What lines of the material hold the string "navigate"? Pull each of them out.

----

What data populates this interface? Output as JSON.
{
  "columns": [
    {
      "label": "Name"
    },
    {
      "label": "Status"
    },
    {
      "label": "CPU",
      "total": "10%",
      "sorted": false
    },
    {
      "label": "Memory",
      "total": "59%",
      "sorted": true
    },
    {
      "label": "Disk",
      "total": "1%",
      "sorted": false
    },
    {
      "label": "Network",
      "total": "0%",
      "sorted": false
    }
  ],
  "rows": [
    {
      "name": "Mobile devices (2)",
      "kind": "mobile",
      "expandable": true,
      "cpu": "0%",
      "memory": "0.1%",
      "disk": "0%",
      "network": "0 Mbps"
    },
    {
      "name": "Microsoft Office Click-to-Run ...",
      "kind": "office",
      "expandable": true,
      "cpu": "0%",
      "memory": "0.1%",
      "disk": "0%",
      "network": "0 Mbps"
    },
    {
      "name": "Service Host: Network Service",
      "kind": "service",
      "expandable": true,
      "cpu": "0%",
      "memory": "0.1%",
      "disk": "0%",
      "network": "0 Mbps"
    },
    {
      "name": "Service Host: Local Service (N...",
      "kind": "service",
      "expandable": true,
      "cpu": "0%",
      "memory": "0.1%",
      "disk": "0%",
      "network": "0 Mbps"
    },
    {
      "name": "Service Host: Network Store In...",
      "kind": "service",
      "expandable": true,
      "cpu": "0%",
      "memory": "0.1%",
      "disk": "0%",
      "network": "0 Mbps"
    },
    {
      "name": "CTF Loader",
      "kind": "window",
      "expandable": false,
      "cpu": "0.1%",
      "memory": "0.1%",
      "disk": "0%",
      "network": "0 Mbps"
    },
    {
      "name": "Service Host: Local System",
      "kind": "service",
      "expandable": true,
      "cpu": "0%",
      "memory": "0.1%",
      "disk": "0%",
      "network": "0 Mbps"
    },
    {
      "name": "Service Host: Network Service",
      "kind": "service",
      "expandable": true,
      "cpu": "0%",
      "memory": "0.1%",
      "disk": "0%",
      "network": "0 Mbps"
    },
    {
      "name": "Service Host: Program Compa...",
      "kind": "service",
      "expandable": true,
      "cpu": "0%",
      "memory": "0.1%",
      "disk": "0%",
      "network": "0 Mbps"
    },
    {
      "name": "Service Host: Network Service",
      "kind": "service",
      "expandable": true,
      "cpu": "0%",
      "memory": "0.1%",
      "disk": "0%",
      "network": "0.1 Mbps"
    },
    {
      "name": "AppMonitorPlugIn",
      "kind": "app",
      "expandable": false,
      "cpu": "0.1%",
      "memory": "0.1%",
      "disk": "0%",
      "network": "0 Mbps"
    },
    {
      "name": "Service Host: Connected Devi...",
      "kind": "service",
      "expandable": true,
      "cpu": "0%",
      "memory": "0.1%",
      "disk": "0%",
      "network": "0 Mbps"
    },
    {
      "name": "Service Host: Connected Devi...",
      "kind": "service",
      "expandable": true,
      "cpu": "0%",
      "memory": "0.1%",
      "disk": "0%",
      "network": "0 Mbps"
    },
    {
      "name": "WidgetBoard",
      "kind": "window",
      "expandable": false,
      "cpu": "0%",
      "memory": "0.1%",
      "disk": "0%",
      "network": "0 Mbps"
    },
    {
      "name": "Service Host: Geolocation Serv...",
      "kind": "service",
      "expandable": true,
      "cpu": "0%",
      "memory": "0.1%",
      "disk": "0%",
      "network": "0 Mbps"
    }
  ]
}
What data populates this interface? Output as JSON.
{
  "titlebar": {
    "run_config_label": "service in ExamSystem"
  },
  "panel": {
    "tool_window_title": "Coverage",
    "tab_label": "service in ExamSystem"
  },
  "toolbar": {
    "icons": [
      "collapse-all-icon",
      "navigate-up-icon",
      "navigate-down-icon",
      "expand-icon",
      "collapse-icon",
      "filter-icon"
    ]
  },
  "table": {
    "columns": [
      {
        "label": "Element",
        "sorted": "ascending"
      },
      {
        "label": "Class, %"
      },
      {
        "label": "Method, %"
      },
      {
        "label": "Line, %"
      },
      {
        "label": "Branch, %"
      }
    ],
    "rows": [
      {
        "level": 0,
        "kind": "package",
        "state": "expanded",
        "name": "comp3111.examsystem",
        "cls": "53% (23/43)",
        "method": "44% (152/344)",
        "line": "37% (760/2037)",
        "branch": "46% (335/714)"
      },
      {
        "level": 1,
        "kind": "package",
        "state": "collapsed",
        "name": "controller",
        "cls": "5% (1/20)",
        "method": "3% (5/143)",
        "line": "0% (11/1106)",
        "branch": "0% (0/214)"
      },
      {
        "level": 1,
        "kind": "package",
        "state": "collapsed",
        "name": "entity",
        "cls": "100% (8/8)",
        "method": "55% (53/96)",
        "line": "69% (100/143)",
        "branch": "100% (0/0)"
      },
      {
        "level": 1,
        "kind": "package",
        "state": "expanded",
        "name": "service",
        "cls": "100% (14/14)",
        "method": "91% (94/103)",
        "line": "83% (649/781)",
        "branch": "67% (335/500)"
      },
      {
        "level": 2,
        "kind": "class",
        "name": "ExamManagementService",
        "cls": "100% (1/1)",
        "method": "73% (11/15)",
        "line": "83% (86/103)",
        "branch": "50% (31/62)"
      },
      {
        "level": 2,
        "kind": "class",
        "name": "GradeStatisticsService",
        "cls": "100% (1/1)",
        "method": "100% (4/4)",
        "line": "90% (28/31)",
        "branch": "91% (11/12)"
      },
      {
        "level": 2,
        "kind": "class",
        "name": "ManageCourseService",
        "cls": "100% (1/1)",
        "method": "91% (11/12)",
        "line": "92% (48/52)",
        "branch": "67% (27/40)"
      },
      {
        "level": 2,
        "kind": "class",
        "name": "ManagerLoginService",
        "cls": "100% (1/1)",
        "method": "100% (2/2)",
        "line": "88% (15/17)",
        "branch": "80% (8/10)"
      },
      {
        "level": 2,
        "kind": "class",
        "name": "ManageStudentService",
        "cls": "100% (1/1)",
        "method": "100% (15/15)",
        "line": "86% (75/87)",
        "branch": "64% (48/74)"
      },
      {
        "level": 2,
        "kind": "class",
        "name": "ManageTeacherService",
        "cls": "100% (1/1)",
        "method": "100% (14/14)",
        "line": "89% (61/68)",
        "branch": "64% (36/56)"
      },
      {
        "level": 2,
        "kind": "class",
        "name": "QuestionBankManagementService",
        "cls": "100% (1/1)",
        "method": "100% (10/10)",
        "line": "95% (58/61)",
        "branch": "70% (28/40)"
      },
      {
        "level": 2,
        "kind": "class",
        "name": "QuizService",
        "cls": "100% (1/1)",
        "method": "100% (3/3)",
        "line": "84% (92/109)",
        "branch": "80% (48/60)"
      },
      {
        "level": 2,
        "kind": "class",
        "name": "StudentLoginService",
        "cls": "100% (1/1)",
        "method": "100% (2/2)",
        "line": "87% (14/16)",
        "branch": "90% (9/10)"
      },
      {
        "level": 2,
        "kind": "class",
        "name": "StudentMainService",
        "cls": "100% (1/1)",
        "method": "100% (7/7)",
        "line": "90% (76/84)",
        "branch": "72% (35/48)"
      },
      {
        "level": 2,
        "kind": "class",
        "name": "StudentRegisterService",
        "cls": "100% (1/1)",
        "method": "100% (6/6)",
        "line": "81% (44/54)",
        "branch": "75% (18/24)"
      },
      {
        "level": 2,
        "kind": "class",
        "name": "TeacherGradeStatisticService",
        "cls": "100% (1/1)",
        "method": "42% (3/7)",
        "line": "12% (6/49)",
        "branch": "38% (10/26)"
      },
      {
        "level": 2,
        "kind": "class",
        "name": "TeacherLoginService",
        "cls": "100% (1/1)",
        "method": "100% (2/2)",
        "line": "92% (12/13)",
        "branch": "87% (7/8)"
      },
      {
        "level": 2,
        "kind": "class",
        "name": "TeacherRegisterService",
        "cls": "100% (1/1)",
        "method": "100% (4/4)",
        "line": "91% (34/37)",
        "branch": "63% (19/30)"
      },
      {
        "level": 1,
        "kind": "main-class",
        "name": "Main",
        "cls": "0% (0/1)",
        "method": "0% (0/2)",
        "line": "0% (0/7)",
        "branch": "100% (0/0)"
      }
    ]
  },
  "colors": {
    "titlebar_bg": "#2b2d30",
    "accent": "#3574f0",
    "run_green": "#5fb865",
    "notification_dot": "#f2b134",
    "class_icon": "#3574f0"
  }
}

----

## EXERCISE RESULT
      "navigate-up-icon",
      "navigate-down-icon",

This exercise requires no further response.